Now, I have never in my life struck a yoga pose, but all this made a lot of sense to me. There must be something in that Hindi air over there:
Santosha is a state of acceptance of your current circumstances. It is a deep contentment with what you have. It is the lack of craving or needing more. It places value on what you have in the present, rather than what you might have in the future.
This satisfaction can only be achieved through letting go of things. Satisfaction by its very nature means being present and unattached. Isn’t it ironic? It’s not the Next Big Thing that will give you deep satisfaction. It is letting go of the Next Big Thing completely – in your mind and your heart, and then finally the big let go in your soul – that will bring you contentment.
When you live in a state of satisfaction, joy rises from your heart like a phoenix from the ashes. It is not the pursuit of happiness that we need to seek, but in a world of consumerism, we simply require some contentment.
Once there lived a village of creatures along the bottom of a great crystal river.
The current of the river swept silently over them all – young and old, rich and poor, good and evil, the current going its own way, knowing only its own crystal self.
Each creature in its own manner clung tightly to the twigs and rocks at the river bottom, for clinging was their way of life, and resisting the current what each had learned from birth.

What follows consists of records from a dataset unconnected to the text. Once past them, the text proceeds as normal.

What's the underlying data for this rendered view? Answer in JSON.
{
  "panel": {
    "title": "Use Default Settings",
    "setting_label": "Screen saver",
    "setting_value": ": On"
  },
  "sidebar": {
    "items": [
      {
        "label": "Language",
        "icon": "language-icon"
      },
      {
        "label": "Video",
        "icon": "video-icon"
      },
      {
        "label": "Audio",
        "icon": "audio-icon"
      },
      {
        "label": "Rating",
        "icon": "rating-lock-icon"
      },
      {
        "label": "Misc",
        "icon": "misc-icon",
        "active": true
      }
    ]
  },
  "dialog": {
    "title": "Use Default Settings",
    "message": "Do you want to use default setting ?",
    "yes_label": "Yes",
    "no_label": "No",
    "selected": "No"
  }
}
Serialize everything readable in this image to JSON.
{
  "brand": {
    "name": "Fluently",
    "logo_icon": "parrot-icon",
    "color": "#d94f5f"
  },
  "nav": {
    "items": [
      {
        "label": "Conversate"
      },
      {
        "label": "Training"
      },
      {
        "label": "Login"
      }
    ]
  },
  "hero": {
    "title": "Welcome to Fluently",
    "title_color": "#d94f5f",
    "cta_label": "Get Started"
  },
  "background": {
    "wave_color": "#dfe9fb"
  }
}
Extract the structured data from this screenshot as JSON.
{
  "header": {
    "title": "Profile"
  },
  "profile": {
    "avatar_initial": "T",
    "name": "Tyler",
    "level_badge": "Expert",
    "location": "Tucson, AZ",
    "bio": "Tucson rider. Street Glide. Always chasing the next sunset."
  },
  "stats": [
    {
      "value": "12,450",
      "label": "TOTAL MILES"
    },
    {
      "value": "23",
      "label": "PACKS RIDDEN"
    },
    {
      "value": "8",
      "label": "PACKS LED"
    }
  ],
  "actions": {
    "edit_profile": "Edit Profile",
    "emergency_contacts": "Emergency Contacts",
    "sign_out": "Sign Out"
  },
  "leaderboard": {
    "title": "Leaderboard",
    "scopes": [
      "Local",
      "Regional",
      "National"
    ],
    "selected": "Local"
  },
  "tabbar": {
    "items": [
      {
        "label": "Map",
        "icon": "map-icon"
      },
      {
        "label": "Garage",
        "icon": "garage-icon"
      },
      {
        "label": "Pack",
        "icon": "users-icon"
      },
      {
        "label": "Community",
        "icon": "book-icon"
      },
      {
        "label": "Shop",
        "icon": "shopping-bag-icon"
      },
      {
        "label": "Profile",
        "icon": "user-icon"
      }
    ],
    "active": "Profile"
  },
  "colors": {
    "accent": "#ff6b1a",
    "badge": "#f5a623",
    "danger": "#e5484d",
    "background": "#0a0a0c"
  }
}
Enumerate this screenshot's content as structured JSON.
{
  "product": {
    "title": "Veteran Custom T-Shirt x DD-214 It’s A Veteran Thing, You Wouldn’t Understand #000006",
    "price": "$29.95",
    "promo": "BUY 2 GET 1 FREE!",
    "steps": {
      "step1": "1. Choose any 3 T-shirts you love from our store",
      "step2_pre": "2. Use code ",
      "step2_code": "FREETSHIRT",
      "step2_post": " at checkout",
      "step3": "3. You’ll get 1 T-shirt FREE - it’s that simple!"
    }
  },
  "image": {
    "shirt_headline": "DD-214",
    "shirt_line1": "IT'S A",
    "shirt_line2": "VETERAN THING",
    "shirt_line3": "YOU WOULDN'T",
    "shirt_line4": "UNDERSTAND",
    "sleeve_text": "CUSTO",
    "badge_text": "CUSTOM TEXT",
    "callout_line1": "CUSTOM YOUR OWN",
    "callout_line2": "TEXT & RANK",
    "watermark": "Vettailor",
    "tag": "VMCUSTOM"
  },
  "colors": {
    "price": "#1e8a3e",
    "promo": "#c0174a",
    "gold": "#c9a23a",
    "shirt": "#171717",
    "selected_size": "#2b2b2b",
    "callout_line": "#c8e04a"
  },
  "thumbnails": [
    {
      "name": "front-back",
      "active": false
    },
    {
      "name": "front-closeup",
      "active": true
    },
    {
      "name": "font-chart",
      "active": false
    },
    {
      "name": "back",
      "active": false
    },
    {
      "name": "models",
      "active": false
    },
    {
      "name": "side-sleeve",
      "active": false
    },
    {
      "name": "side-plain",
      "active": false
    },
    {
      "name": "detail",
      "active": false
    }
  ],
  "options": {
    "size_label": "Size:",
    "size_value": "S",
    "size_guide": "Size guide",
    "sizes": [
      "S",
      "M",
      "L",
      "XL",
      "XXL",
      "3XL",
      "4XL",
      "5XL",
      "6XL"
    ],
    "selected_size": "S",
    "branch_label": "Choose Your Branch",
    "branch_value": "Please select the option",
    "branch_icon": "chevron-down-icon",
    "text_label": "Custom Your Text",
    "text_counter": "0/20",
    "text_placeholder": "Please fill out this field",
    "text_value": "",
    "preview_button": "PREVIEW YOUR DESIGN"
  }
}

But one creature said at last, ‘I am tired of clinging. Though I cannot see it with my eyes, I trust that the current knows where it is going. I shall let go, and let it take me where it will. Clinging, I shall die of boredom.’
The other creatures laughed and said, ‘Fool! Let go, and that current you worship will throw you tumbled and smashed across the rocks, and you shall die quicker than boredom!’
But the one heeded them not, and taking a breath did let go, and at once was tumbled and smashed by the current across the rocks.
Yet in time, as the creature refused to cling again, the current lifted him free from the bottom, and he was bruised and hurt no more.
And the creatures downstream, to whom he was a stranger, cried, ‘See a miracle! A creature like ourselves, yet he flies! See the Messiah, come to save us all!’
And the one carried in the current said, ‘I am no more Messiah than you. The river delights to lift us free, if only we dare let go. Our true work is this voyage, this adventure.’
But they cried the more, ‘Saviour!’ all the while clinging to the rocks, and when they looked again he was gone, and they were left alone making legends of a Saviour.